Explains how the Personal Savings Allowance works.

The personal savings allowance was introduced on the  6 April 2016 and due to the low interest rates at the time it meant that most people no longer paid tax on their savings income. With higher interest in recent years more people are now earning interest above the allowance and will need to pay tax on their savings interest. The allowance is £1,000 for basic rate taxpayers and £500 for higher rate taxpayers. (There is no allowance for additional rate taxpayers.) Interest from ISAs doesn’t count towards your personal savings allowance because it’s already tax-free.

Building societies and banks no longer deduct tax from the interest they pay on your savings. You may have previously completed a form to receive interest tax-free (an R85 or R105). You no longer need to do so.

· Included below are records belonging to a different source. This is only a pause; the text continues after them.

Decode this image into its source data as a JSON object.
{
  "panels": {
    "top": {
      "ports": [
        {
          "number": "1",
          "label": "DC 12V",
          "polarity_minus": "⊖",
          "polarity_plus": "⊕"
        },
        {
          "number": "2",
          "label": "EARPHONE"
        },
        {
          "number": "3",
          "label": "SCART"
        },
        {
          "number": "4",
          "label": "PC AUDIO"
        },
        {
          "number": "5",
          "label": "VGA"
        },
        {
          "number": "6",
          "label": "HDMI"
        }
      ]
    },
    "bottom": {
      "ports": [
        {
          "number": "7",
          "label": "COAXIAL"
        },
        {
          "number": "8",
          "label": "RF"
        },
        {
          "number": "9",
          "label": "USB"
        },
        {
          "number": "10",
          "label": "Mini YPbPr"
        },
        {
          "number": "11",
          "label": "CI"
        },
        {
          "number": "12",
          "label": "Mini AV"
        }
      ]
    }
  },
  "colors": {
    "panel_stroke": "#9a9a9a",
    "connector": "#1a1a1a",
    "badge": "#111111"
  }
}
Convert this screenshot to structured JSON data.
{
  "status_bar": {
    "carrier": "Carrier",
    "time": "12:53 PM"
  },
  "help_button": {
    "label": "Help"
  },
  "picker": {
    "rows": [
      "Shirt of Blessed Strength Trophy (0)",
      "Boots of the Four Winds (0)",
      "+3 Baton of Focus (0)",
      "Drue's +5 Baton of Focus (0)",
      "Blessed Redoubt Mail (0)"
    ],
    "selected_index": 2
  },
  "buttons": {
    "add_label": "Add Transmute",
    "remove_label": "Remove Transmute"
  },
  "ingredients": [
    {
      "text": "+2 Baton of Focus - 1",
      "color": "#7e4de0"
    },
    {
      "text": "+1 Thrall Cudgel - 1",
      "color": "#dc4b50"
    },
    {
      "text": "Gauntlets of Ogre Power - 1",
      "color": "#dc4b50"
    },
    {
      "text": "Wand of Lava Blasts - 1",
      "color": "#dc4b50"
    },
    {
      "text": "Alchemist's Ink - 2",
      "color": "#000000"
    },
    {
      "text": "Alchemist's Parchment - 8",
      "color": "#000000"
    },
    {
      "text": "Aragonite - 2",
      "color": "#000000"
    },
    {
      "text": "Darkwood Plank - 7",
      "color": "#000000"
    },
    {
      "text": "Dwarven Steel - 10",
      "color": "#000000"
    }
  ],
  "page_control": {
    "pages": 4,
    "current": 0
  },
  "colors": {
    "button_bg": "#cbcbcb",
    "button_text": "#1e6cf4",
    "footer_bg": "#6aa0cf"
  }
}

If you have any savings income over your personal savings allowance you will have to pay some tax on this. HMRC normally collect the tax by changing your tax code.

If you already fill in a self-assessment tax return you should carry on doing this and include any income from savings on your return.

Joint accounts

If you have a joint account with a building society, interest is normally divided equally for tax purposes between you and the other joint holder.

If one of you is a basic rate taxpayer and your partner a higher rate taxpayer you will both receive a Personal Savings Allowance (£1,000 for the basic taxpayer, £500 for their partner) which you can use against your share of the interest.

Children’s accounts

There is no change to the HMRC rule on gifts to children. This means that if a child’s savings interest arising from money given by a parent exceeds £100 it will be treated as that of his/her parent or step-parent and count toward that parent’s or step-parent’s PSA. Interest from a Junior ISA does not count towards a parent’s personal tax allowance as that is already tax-free. The £100 limit only applies to parents and step-parents. Grandparents and other adults who give money to children are not liable to pay the tax if the interest exceeds £100 a year.

Business/charity/club/trustee/administrator of estate

Only individuals receive a Personal Savings Allowance. Interest on business, club, charity or association accounts will continue to be paid gross (tax-free). If you are a trustee or administering an estate your building society will no longer deduct tax from the interest they pay – any tax due will have to be paid through a tax/estate return.

Reclaiming overpaid tax

To reclaim any overpaid tax you will need to complete an R40 form and send it to HMRC. You can download this form by clicking here.

You can also reclaim tax from earlier years by completing an R40 (or form R43 if living overseas) form for each year. 

Useful links -

HMRC - tax on savings interest

BSA Factsheet on ISAs and Junior ISAs


Simon Rex